Court of Appeals of Missouri, Eastern District, Fourth Division
from the Circuit Court of St. Louis County 15SL-CC01094
Honorable Michael D. Burton
M. Gaertner, Jr., Judge
Rivers (Movant) appeals the motion court's judgment
denying, without an evidentiary hearing, his motion under
Rule 24.035 to vacate, set aside, or correct the
judgment and sentence (Rule 24.035 Motion) after his plea of
guilty. We affirm.
November 7, 2014, Movant entered a blind plea of guilty to
second-degree murder, first-degree robbery, and two counts of
armed criminal action. The factual basis underlying
Movant's plea was as follows.
prosecuting attorney recited the State's evidence,
stating it would show that Movant acted with others to commit
the charged crimes on November 5, 2012. Specifically, the
State recounted that a person using Movant's cell phone
made a call to Imo's Pizza and ordered three pizzas for
delivery to an address two blocks away from Movant's

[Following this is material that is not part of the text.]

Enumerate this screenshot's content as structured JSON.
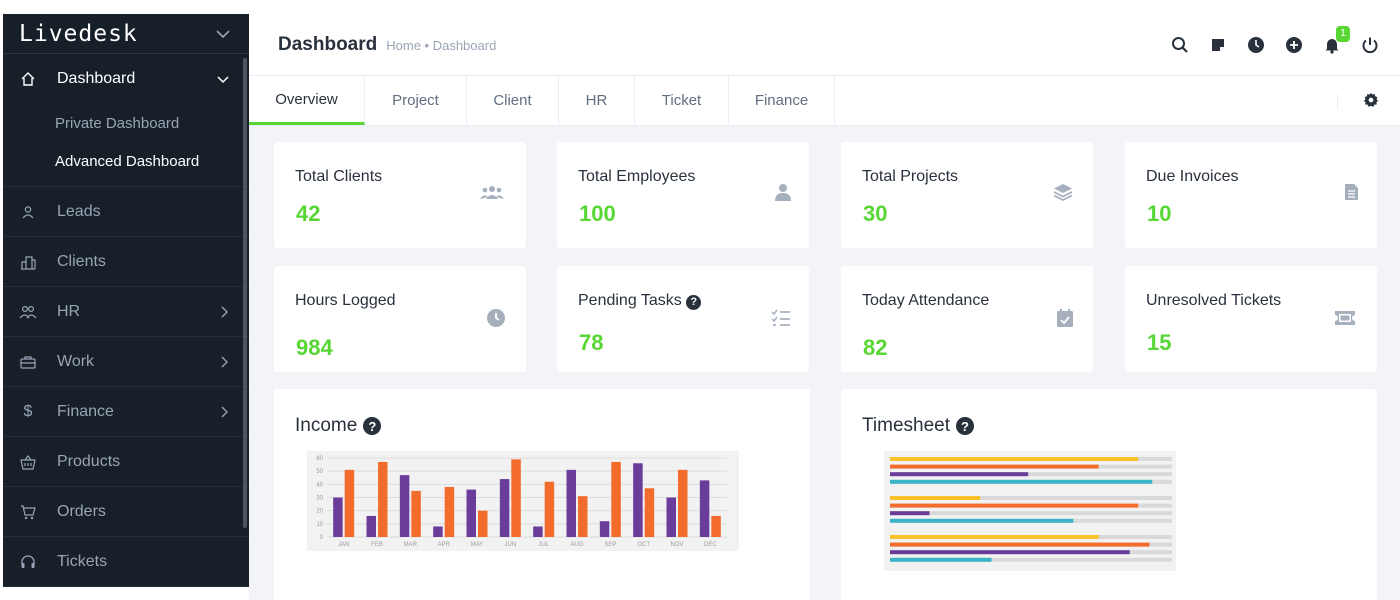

residence. A driver named Brian Johnson (Victim) delivered
the pizzas to the address. Victim was shot and killed at that
address, and the pizzas were stolen.

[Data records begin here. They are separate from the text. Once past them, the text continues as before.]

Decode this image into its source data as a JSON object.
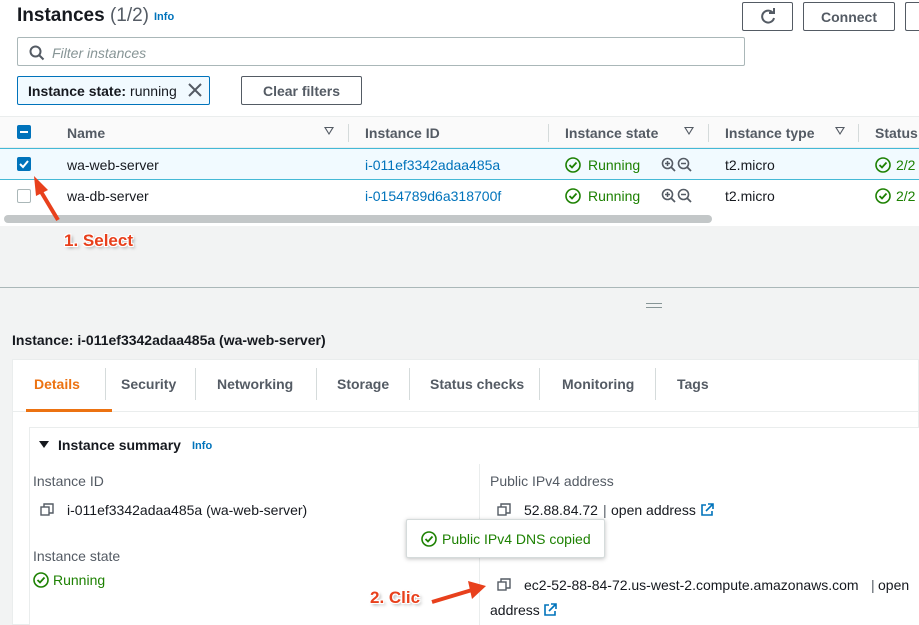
{
  "header": {
    "title": "Instances",
    "count": "(1/2)",
    "info": "Info",
    "connect_label": "Connect"
  },
  "search": {
    "placeholder": "Filter instances"
  },
  "filter_token": {
    "key": "Instance state:",
    "value": "running"
  },
  "clear_filters_label": "Clear filters",
  "columns": [
    "Name",
    "Instance ID",
    "Instance state",
    "Instance type",
    "Status"
  ],
  "rows": [
    {
      "name": "wa-web-server",
      "id": "i-011ef3342adaa485a",
      "state": "Running",
      "type": "t2.micro",
      "status": "2/2",
      "selected": true
    },
    {
      "name": "wa-db-server",
      "id": "i-0154789d6a318700f",
      "state": "Running",
      "type": "t2.micro",
      "status": "2/2",
      "selected": false
    }
  ],
  "annotations": {
    "select": "1. Select",
    "click": "2. Clic"
  },
  "details": {
    "title": "Instance: i-011ef3342adaa485a (wa-web-server)",
    "tabs": [
      "Details",
      "Security",
      "Networking",
      "Storage",
      "Status checks",
      "Monitoring",
      "Tags"
    ],
    "active_tab": "Details",
    "summary_heading": "Instance summary",
    "summary_info": "Info",
    "instance_id_label": "Instance ID",
    "instance_id_value": "i-011ef3342adaa485a (wa-web-server)",
    "instance_state_label": "Instance state",
    "instance_state_value": "Running",
    "public_ipv4_label": "Public IPv4 address",
    "public_ipv4_value": "52.88.84.72",
    "open_address": "open address",
    "dns_value": "ec2-52-88-84-72.us-west-2.compute.amazonaws.com",
    "dns_open_1": "open",
    "dns_open_2": "address",
    "sep_char": "|"
  },
  "toast": {
    "message": "Public IPv4 DNS copied"
  },
  "colors": {
    "accent": "#0073bb",
    "success": "#1d8102",
    "active_tab": "#ec7211",
    "annotation": "#e8401c"
  }
}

Victim's employer discovered he was missing, the employer
called the police, who found Victim in his car. The police
obtained the phone number used to place the order and
discovered Movant's address was the billing address for

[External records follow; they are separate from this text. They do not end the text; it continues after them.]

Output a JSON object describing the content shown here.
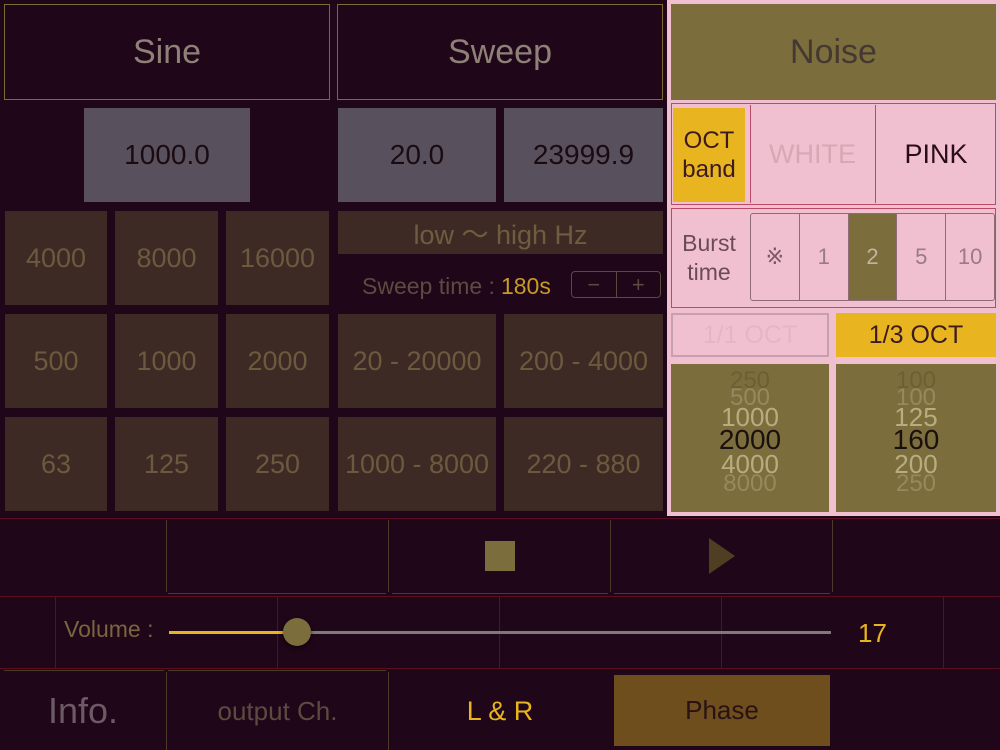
{
  "tabs": {
    "sine": "Sine",
    "sweep": "Sweep",
    "noise": "Noise"
  },
  "sine": {
    "frequency": "1000.0",
    "presets": [
      [
        "4000",
        "8000",
        "16000"
      ],
      [
        "500",
        "1000",
        "2000"
      ],
      [
        "63",
        "125",
        "250"
      ]
    ]
  },
  "sweep": {
    "start_freq": "20.0",
    "end_freq": "23999.9",
    "direction_label": "low 〜 high Hz",
    "time_label": "Sweep time :",
    "time_value": "180s",
    "minus": "−",
    "plus": "+",
    "presets": [
      [
        "20 - 20000",
        "200 - 4000"
      ],
      [
        "1000 - 8000",
        "220 - 880"
      ]
    ]
  },
  "noise": {
    "oct_band": "OCT\nband",
    "white": "WHITE",
    "pink": "PINK",
    "burst_label": "Burst\ntime",
    "burst_options": [
      "※",
      "1",
      "2",
      "5",
      "10"
    ],
    "burst_selected": "2",
    "oct_1_1": "1/1 OCT",
    "oct_1_3": "1/3 OCT",
    "picker_left": [
      "250",
      "500",
      "1000",
      "2000",
      "4000",
      "8000"
    ],
    "picker_left_selected": "2000",
    "picker_right": [
      "100",
      "100",
      "125",
      "160",
      "200",
      "250"
    ],
    "picker_right_selected": "160"
  },
  "transport": {
    "stop_icon": "stop-icon",
    "play_icon": "play-icon"
  },
  "volume": {
    "label": "Volume :",
    "value": "17",
    "level": 0.193
  },
  "bottom": {
    "info": "Info.",
    "output": "output Ch.",
    "channel": "L & R",
    "phase": "Phase"
  },
  "colors": {
    "accent": "#e8b41f",
    "olive": "#7b6e3c",
    "pink": "#f1c0d0",
    "bg": "#1f0618"
  }
}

the cell phone. Police went to Movant's residence, and
the person who answered the door let them in. They found
Movant sleeping in the basement, and an Imo's pizza box
was nearby. They asked for consent to search the premises for
additional evidence and eventually obtained consent from the
owner of the house. The police found an additional two
Imo's pizza boxes, as well as a gun under the mattress
where Movant had been sleeping. They later tested the gun for
fingerprints and found Movant's fingerprints. Movant also
consented to a search of his phone, and they found a call
placed to Imo's in the list of outgoing calls on the
phone. Police also later matched the bullet recovered from
Victim to the gun seized from Movant's residence.
eventually admitted to police that he was involved in the
robbery and had placed the call to Imo's to order the
pizzas, but Movant insisted he did not shoot Victim. Movant
told police he stood back from the robbery as a lookout.
Movant said he heard a gunshot, and then all of the people
involved retreated to Movant's residence, where they ate
the pizza. Movant said he never intended for anyone to get
hurt. The State concluded by saying that Movant
"didn't really have an explanation how the gun came
back into his possession[, b]ut he did admit that he knew
that a gun was going to be used in this robbery."
plea court accepted Movant's guilty plea and ordered a
sentencing assessment report (SAR). The plea court held a
sentencing hearing on January 15, 2015, after which it
sentenced Movant to concurrent terms of 25 years'
imprisonment on each charge.
timely filed a pro se motion under Rule 24.035, and
later his amended Rule 24.035 Motion through counsel. His
motion alleged that his plea counsel was ineffective for
advising Movant that he would receive a sentence of 18 to 20
years, but no more than 20 years, if he pled guilty and left
sentencing up to the plea court. He argues that his reliance
on his plea counsel's advice was reasonable, and that
such reliance rendered his plea involuntary. The motion court
denied Movant's motion without an evidentiary hearing,
finding Movant's claims were conclusively refitted by the
record. This appeal follows.
review of the denial of a Rule 24.035 motion is "limited
to a determination of whether the findings and conclusions of
the trial court are clearly erroneous." Rule 24.03500:
see also Weeks v. State. 140 S.W.3d 39, 44 (Mo. banc
2004). A motion court is not required to grant an evidentiary
hearing unless: (1) the movant pleads facts that if true
would warrant relief; (2) the facts alleged are not refuted
by the record; and (3) the matter complained of resulted in
prejudice to the movant. Dorsey v. State, 115 S.W.3d
842, 844-45 (Mo. banc 2003).
there is a plea of guilty, a claim of ineffective assistance
of counsel is immaterial "except to the extent that the
conduct affected the voluntariness and knowledge with which
the plea was made." Worthington v. State, 166
S.W.3d 566, 573 (Mo. banc 2005). If an examination of the
guilty plea proceedings directly refutes a movant's claim
that his plea was involuntary, then the movant ...